# [WORK TO BE COMPLETED]
What is needed is a faithful copy of all the records.

# [DATA IN THIS EXERCISE]
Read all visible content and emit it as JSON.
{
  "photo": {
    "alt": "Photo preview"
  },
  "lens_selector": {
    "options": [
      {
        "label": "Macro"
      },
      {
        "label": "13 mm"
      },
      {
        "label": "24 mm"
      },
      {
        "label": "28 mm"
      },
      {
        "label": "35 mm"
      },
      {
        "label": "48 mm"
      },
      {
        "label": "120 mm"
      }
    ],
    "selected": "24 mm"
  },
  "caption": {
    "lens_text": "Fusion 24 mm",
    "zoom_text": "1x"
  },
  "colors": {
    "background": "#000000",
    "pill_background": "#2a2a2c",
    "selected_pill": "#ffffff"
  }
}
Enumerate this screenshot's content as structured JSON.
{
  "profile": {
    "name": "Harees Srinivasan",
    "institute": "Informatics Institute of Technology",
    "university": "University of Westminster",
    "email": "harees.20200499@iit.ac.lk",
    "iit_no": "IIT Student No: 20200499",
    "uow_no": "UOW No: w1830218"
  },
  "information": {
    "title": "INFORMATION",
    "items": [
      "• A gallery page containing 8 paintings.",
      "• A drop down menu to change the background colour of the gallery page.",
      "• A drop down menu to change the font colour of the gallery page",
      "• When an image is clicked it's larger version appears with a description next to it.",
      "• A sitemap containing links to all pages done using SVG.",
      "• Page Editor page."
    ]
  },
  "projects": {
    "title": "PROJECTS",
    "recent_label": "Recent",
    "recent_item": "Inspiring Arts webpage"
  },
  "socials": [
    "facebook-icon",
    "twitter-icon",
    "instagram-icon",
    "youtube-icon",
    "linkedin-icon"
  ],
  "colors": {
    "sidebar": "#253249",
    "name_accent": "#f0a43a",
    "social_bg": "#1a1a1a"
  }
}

# [COMPLETED EXERCISE]
Read all visible content and emit it as JSON.
{
  "photo": {
    "alt": "Photo preview"
  },
  "lens_selector": {
    "options": [
      {
        "label": "Macro"
      },
      {
        "label": "13 mm"
      },
      {
        "label": "24 mm"
      },
      {
        "label": "28 mm"
      },
      {
        "label": "35 mm"
      },
      {
        "label": "48 mm"
      },
      {
        "label": "120 mm"
      }
    ],
    "selected": "24 mm"
  },
  "caption": {
    "lens_text": "Fusion 24 mm",
    "zoom_text": "1x"
  },
  "colors": {
    "background": "#000000",
    "pill_background": "#2a2a2c",
    "selected_pill": "#ffffff"
  }
}
Enumerate this screenshot's content as structured JSON.
{
  "profile": {
    "name": "Harees Srinivasan",
    "institute": "Informatics Institute of Technology",
    "university": "University of Westminster",
    "email": "harees.20200499@iit.ac.lk",
    "iit_no": "IIT Student No: 20200499",
    "uow_no": "UOW No: w1830218"
  },
  "information": {
    "title": "INFORMATION",
    "items": [
      "• A gallery page containing 8 paintings.",
      "• A drop down menu to change the background colour of the gallery page.",
      "• A drop down menu to change the font colour of the gallery page",
      "• When an image is clicked it's larger version appears with a description next to it.",
      "• A sitemap containing links to all pages done using SVG.",
      "• Page Editor page."
    ]
  },
  "projects": {
    "title": "PROJECTS",
    "recent_label": "Recent",
    "recent_item": "Inspiring Arts webpage"
  },
  "socials": [
    "facebook-icon",
    "twitter-icon",
    "instagram-icon",
    "youtube-icon",
    "linkedin-icon"
  ],
  "colors": {
    "sidebar": "#253249",
    "name_accent": "#f0a43a",
    "social_bg": "#1a1a1a"
  }
}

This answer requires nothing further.